- **Task**
Please return the lines of the data that contain "again".

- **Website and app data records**

========

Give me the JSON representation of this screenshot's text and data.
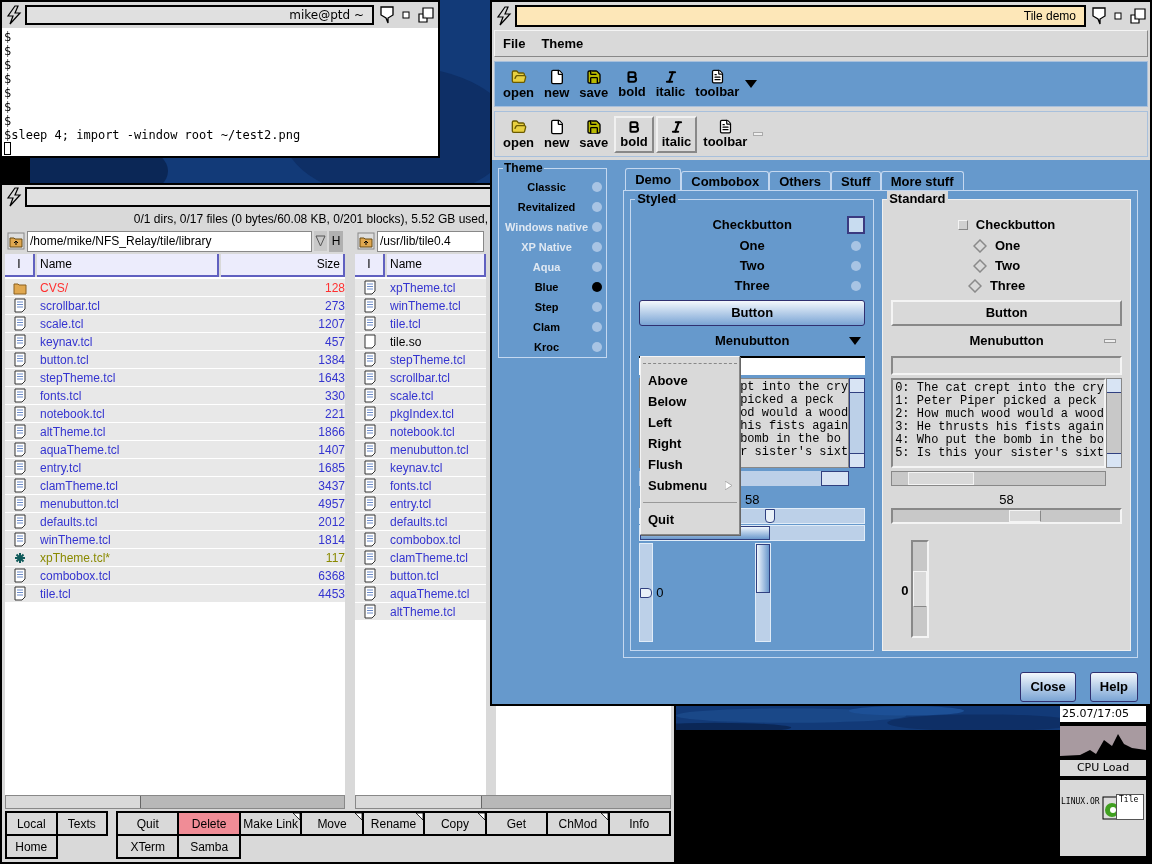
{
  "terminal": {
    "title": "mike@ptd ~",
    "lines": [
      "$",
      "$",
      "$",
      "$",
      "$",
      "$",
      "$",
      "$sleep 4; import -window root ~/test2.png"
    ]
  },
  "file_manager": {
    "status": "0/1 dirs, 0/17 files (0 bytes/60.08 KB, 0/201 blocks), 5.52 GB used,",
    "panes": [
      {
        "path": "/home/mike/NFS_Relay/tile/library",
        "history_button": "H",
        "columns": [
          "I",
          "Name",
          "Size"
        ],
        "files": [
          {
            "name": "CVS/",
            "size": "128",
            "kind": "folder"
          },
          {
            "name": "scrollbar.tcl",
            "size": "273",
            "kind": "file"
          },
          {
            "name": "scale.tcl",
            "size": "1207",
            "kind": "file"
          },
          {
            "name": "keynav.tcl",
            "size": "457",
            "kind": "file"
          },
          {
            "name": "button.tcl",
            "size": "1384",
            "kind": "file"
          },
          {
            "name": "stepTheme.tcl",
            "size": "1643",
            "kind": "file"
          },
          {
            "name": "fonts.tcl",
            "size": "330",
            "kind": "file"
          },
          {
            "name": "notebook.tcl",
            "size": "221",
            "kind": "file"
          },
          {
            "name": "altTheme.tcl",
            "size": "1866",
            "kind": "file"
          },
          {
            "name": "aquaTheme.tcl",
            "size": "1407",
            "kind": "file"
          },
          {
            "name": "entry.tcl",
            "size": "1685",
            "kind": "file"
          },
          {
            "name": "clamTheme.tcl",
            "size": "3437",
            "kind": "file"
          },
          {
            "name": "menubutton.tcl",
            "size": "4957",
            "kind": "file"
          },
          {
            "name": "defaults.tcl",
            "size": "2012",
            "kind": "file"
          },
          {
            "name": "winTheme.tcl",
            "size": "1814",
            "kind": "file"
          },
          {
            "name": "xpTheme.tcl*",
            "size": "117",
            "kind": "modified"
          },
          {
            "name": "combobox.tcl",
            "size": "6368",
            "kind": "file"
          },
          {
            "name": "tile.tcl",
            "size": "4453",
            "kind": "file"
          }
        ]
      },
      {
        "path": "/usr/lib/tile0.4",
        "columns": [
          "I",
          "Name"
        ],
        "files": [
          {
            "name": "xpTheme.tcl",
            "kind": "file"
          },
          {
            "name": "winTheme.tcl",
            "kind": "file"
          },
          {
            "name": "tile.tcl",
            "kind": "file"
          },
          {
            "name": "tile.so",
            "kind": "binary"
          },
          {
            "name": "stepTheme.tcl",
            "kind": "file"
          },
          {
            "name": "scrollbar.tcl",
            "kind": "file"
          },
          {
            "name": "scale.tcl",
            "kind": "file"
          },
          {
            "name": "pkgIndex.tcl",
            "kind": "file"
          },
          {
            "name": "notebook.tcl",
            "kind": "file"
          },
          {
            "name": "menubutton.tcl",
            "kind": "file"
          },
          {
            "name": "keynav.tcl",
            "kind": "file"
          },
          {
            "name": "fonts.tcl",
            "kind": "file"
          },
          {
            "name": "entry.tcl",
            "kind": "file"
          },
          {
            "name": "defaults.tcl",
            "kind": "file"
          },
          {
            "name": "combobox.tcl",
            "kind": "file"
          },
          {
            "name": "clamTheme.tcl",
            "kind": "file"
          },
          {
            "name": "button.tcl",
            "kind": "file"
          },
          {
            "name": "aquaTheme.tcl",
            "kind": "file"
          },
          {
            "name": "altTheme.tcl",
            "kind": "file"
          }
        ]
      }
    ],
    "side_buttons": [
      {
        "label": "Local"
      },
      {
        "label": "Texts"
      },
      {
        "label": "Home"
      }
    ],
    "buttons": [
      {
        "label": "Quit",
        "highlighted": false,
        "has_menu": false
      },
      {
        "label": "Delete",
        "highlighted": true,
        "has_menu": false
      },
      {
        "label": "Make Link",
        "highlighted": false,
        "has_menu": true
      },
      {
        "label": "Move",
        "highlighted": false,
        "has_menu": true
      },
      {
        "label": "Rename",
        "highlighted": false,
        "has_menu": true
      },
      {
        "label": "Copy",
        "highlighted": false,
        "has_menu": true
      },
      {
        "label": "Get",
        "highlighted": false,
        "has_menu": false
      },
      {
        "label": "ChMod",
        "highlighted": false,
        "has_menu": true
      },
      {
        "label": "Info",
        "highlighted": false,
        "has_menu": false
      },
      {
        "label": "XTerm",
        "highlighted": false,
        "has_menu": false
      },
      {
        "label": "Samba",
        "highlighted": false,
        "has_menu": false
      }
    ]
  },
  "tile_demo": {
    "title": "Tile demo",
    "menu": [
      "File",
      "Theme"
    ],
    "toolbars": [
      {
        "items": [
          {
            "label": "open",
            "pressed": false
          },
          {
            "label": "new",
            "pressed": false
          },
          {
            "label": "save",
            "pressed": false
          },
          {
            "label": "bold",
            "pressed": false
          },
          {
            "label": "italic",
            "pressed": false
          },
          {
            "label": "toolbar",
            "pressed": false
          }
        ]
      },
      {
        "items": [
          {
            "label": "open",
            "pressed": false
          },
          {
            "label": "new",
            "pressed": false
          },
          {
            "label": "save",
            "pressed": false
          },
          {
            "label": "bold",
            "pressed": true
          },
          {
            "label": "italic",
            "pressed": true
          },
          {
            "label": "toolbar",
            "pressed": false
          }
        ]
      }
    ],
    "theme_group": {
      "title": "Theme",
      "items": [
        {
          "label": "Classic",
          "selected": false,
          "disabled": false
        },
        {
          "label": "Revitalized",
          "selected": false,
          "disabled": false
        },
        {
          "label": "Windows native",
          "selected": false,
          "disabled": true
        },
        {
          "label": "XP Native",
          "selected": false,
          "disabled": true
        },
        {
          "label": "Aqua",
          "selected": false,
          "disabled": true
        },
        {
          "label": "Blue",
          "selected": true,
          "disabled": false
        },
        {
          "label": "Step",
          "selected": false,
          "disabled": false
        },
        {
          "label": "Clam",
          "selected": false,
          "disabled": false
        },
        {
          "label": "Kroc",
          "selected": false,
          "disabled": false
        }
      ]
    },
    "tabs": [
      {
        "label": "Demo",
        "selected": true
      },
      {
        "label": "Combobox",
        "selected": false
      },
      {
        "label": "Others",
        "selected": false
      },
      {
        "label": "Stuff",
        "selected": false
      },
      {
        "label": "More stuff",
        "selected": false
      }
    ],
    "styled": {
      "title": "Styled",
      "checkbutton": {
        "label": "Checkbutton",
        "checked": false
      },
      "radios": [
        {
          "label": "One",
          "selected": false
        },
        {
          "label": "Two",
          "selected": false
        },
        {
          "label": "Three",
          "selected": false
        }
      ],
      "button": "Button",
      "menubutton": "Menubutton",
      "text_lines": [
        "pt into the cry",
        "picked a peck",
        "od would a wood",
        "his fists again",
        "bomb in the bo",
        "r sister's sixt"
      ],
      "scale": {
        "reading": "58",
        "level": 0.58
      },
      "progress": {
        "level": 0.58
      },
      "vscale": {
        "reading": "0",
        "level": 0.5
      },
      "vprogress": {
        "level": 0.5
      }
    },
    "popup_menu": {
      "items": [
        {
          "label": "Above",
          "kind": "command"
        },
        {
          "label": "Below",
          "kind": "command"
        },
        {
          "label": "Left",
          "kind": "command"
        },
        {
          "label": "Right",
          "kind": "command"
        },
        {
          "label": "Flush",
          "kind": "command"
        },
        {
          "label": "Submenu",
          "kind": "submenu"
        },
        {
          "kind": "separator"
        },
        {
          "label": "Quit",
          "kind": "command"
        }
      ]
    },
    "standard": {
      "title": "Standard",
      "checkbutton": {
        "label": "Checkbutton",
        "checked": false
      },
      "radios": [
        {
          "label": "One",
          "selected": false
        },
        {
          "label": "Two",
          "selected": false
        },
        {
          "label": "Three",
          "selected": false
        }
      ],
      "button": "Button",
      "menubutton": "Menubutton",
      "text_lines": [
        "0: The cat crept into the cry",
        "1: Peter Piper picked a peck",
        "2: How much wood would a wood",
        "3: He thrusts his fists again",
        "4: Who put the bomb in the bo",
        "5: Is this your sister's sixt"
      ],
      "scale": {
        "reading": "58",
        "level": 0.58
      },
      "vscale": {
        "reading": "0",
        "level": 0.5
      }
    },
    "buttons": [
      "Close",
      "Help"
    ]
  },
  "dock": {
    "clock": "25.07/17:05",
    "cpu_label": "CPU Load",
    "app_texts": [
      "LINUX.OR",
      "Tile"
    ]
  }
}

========

- **Response area**
        "his fists again",
        "3: He thrusts his fists again",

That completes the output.